“Millennials start companies because they don’t want real jobs…”
If there is anybody who should sympathize with this criticism, it’s me. Every month, I take 10 or 12 meetings with young people who are starting companies. Most of those companies suck. And most of those companies have no chance to succeed.
(Note: most people thought that Bleacher Report was a terrible business idea when we first came up with it.)
But you will never see me criticize a person for taking a chance at entrepreneurship, regardless of how bad their idea may be. Very rarely will I snipe other founders.
Because the experience of starting a company — if taken seriously — is a valuable one that teaches any person a great deal about life and their careers. It also teaches people some real skills. And Darwinism dictates that bad startups fail pretty quickly, and those who can’t cut it move on to the next thing a year or two later. Think of it as a cheaper Master’s degree.
Do some young people start companies even when they don’t have a fully-formed idea? Yes. Do some young people pursue entrepreneurship just for the heck of it? Absolutely.
That’s human nature — human see, human do. If one 23-year-old boy sees his older brother launch a successful iPhone app, he will want to do the same. Is this a new story? Are old people supposed to be surprised by this behavior? If so, they are completely full of crap.

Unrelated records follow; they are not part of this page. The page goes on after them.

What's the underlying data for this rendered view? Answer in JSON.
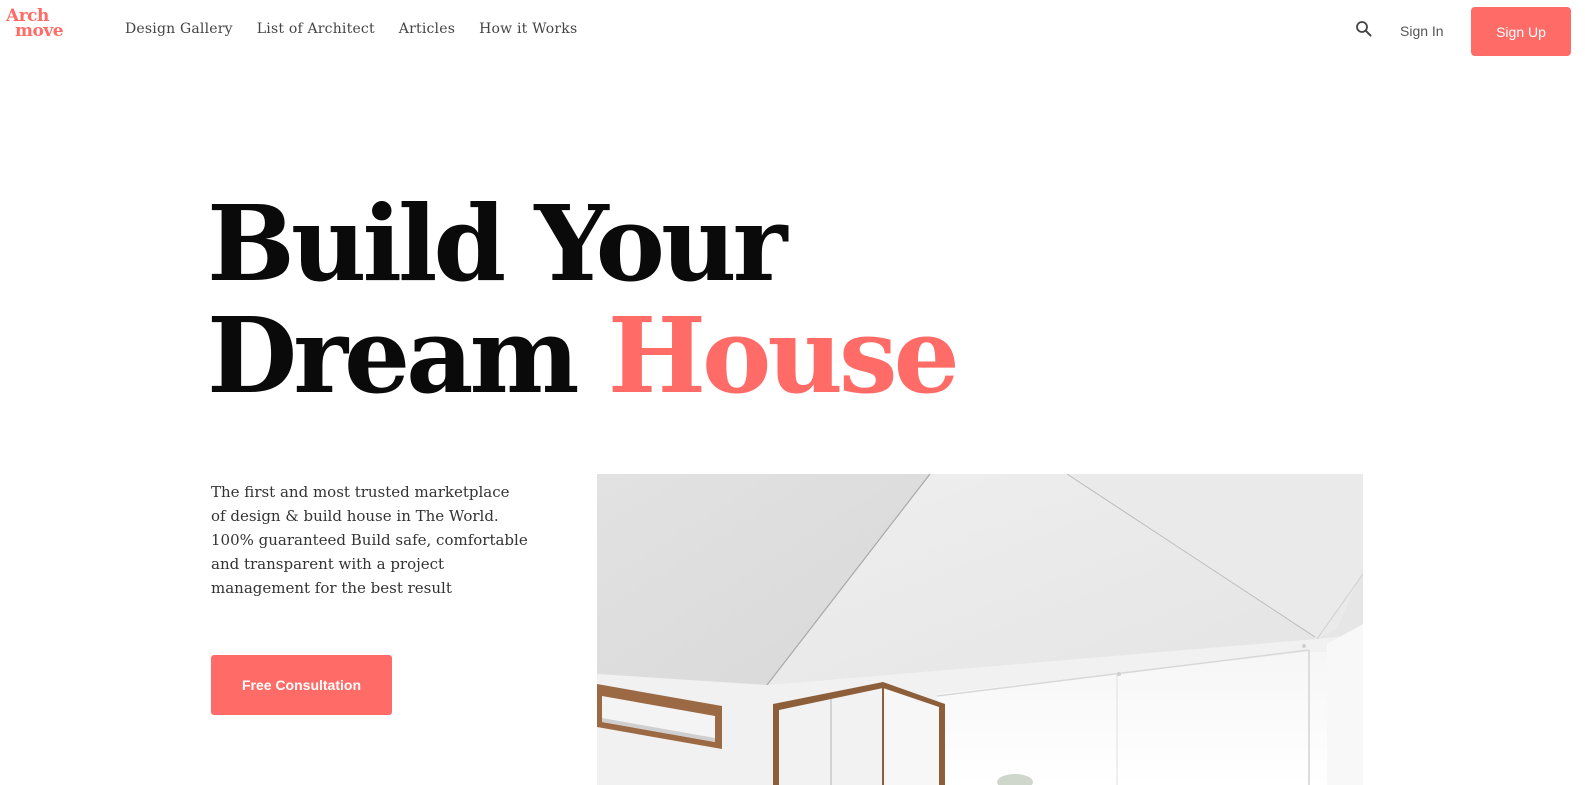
{
  "brand": {
    "logo_line1": "Arch",
    "logo_line2": "move",
    "accent_color": "#ff6b66"
  },
  "nav": {
    "items": [
      {
        "label": "Design Gallery"
      },
      {
        "label": "List of Architect"
      },
      {
        "label": "Articles"
      },
      {
        "label": "How it Works"
      }
    ]
  },
  "header_actions": {
    "search_icon": "search-icon",
    "sign_in_label": "Sign In",
    "sign_up_label": "Sign Up"
  },
  "hero": {
    "title_line1": "Build Your",
    "title_line2_plain": "Dream",
    "title_line2_accent": "House",
    "description_lines": [
      "The first and most trusted marketplace",
      "of design & build house in The World.",
      "100% guaranteed Build safe, comfortable",
      "and transparent with a project",
      "management for the best result"
    ],
    "cta_label": "Free Consultation"
  }
}
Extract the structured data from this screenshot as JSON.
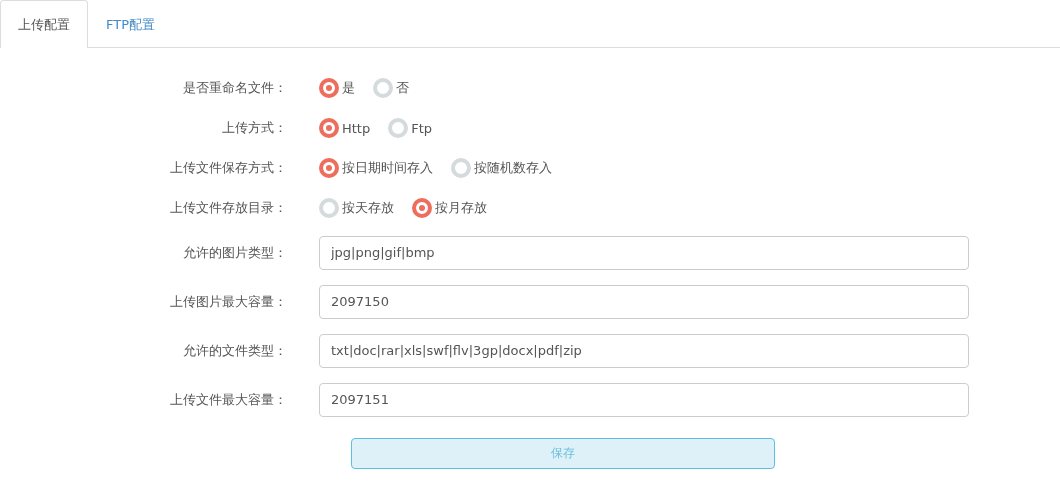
{
  "tabs": [
    {
      "label": "上传配置",
      "selected": true
    },
    {
      "label": "FTP配置",
      "selected": false
    }
  ],
  "fields": [
    {
      "kind": "radio",
      "label": "是否重命名文件：",
      "options": [
        {
          "label": "是",
          "selected": true
        },
        {
          "label": "否",
          "selected": false
        }
      ]
    },
    {
      "kind": "radio",
      "label": "上传方式：",
      "options": [
        {
          "label": "Http",
          "selected": true
        },
        {
          "label": "Ftp",
          "selected": false
        }
      ]
    },
    {
      "kind": "radio",
      "label": "上传文件保存方式：",
      "options": [
        {
          "label": "按日期时间存入",
          "selected": true
        },
        {
          "label": "按随机数存入",
          "selected": false
        }
      ]
    },
    {
      "kind": "radio",
      "label": "上传文件存放目录：",
      "options": [
        {
          "label": "按天存放",
          "selected": false
        },
        {
          "label": "按月存放",
          "selected": true
        }
      ]
    },
    {
      "kind": "text",
      "label": "允许的图片类型：",
      "value": "jpg|png|gif|bmp"
    },
    {
      "kind": "text",
      "label": "上传图片最大容量：",
      "value": "2097150"
    },
    {
      "kind": "text",
      "label": "允许的文件类型：",
      "value": "txt|doc|rar|xls|swf|flv|3gp|docx|pdf|zip"
    },
    {
      "kind": "text",
      "label": "上传文件最大容量：",
      "value": "2097151"
    }
  ],
  "save_button": "保存"
}
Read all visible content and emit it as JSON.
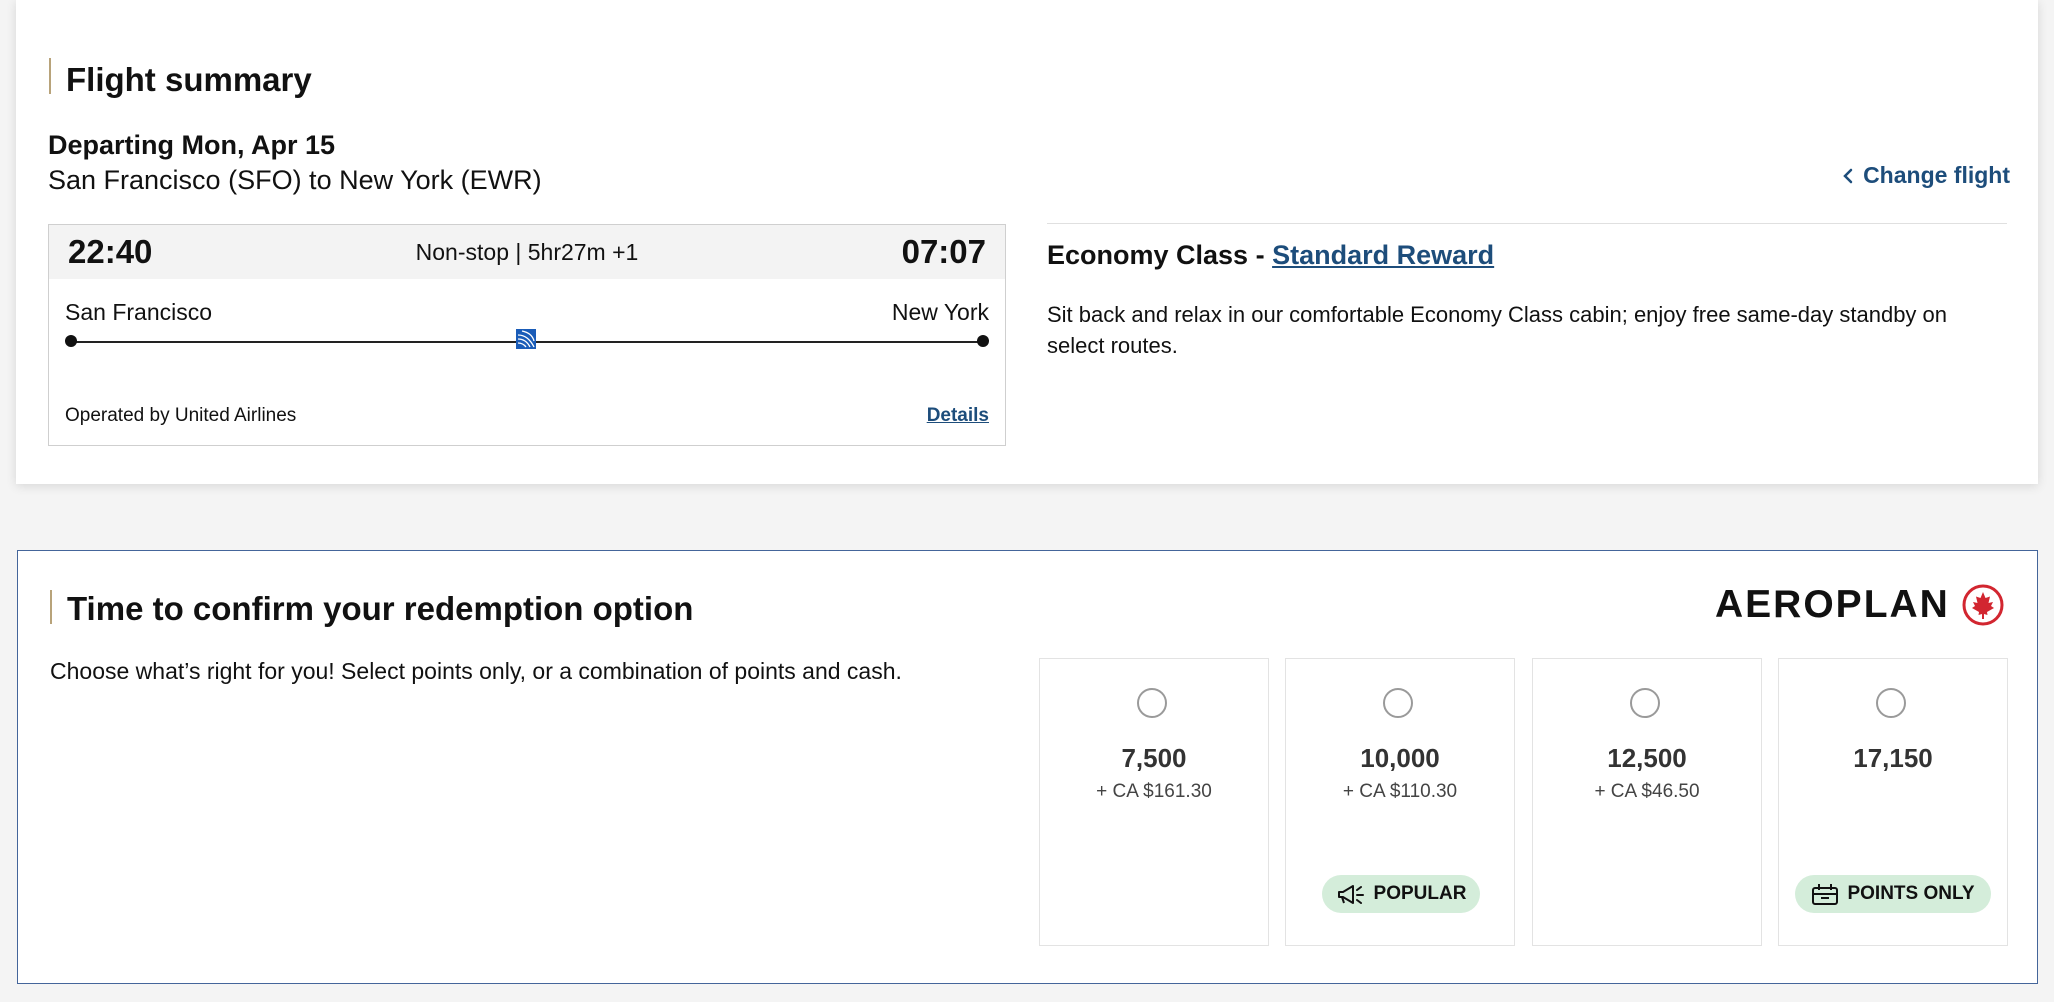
{
  "summary": {
    "title": "Flight summary",
    "departing": "Departing Mon, Apr 15",
    "route": "San Francisco (SFO) to New York (EWR)",
    "change_flight": "Change flight",
    "flight": {
      "depart_time": "22:40",
      "info": "Non-stop | 5hr27m +1",
      "arrive_time": "07:07",
      "origin_city": "San Francisco",
      "destination_city": "New York",
      "operated_by": "Operated by United Airlines",
      "details_link": "Details"
    },
    "fare": {
      "class_label": "Economy Class -",
      "fare_link": "Standard Reward",
      "description_line1": "Sit back and relax in our comfortable Economy Class cabin; enjoy free same-day standby on",
      "description_line2": "select routes."
    }
  },
  "redemption": {
    "title": "Time to confirm your redemption option",
    "subtitle": "Choose what’s right for you! Select points only, or a combination of points and cash.",
    "brand": "AEROPLAN",
    "options": [
      {
        "points": "7,500",
        "cash": "+ CA $161.30",
        "badge": ""
      },
      {
        "points": "10,000",
        "cash": "+ CA $110.30",
        "badge": "POPULAR"
      },
      {
        "points": "12,500",
        "cash": "+ CA $46.50",
        "badge": ""
      },
      {
        "points": "17,150",
        "cash": "",
        "badge": "POINTS ONLY"
      }
    ]
  },
  "colors": {
    "link": "#1d4d7b",
    "accent": "#b8a37a",
    "badge_bg": "#d4edda",
    "brand_red": "#d22630",
    "card_border": "#44659a"
  }
}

Half the reason my friends and I started Bleacher Report was because we saw my cousin and his friends sell CollegeHumor for millions of dollars. We wanted to do the same damn thing. And we did.
So a bunch of people in their 20s are quitting their “real jobs” as corporate cogs in order to follow their dreams of starting a company…
At least they aren’t like the “Baby Boomers” who avoided jobs altogether, grew their hair long, moved to San Francisco, disavowed showering, smoked all day, bitched about a world they were too high to change, started working when they were 30, voted for Ronald Reagan, pillaged Social Security and Medicare, spent massively, passed a bunch of tax laws to screw over future generations, inflated economic bubbles, and then bequeathed all of their problems to the Millennial generation…
…just because their friends were doing it.
Oh, wait, was that an obnoxious generational stereotype?
[Image Credit: Theo Gosselin]